    A smaller component of such an economy would be the manufacture of artifacts built to last. Manufactured goods should be required by law to be made of standardised spare parts and fittings and designed not to break down, instead of becoming landfill after only a few years at most.

    The time left over cold then be devoted to recreation, rest, culture and intellectual pursuits.

  20. Coal and oil are both renewable resources; they just take a little while to renew.

  21. What a sustained drop in iron ore & coal prices and volume might mean for Australia is a shrinking economy (activity, wealth) especially on a per capita basis. When the federal budget came out I looked for a simple statement of commodity price/volume assumptions but did not find it. The next rebudgeting might be more explicit.

    I understand that Qld coal Royalties are 7% for that part of the price below $100, and 10% above, alarge increase could be coming.

    Upsides to the downside might include slower exhaustion of resources, and oressure aggainst population increases.

  22. Australia is like a flatulent poodle when it comes to furtive emissions. BREE opines that by 2025 our exports of coal and gas will double or treble
    Taking a predicted mid range value of say 300 Mt for both thermal and coking coal and 100 Mt for LNG I multiply by 2.4, 2.7 and 2.8 to get CO2 from our exported fossil fuels of over 1.8 billion tonnes.

    Resources Minister Ferguson appears to be tickled pink at the prospect. It does seem a tiny bit inconsistent with the carbon tax supposedly helping reduce global emissions.

  23. @Kevin Johnson , I’m no fan of “co-investment” and other forms of business welfare. But if governmnts must throw our money at subsidy bludgers I’d far rather they threw it at R&D that has some chance of developing new markets rather than just prop up failure in old markets. Seems to me that Hismelt fits that – if viable it will boost the price of what is now just steaming coal, of which we still have plenty (you’re right we’re starting to run out of coking coal).

    That’s why, unlike many here, I thought the Howard government’s subsidies to carbon capture were a better strategy than pouring money into solar, wind etc R&D. If CCS was succesful then Australia would have got more benefit than other developed countries. If wind, solar etc replaced coal then Australia would still benefit, but by much less than our coal customers would. Our expected payoff from the various forms of renewables differs from theirs.

Leave a Reply

Fill in your details below or click an icon to log in: Logo
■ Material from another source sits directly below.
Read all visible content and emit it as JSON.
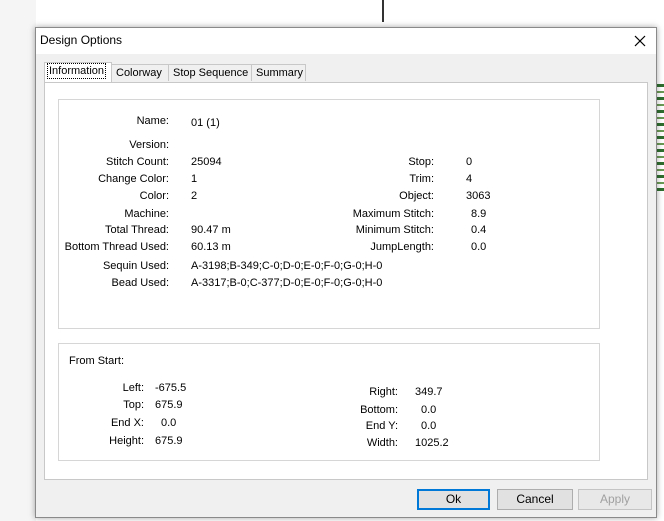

You are commenting using your account. Log Out /  Change )

Twitter picture

You are commenting using your Twitter account. Log Out /  Change )

Facebook photo

You are commenting using your Facebook account. Log Out /  Change )

Connecting to %s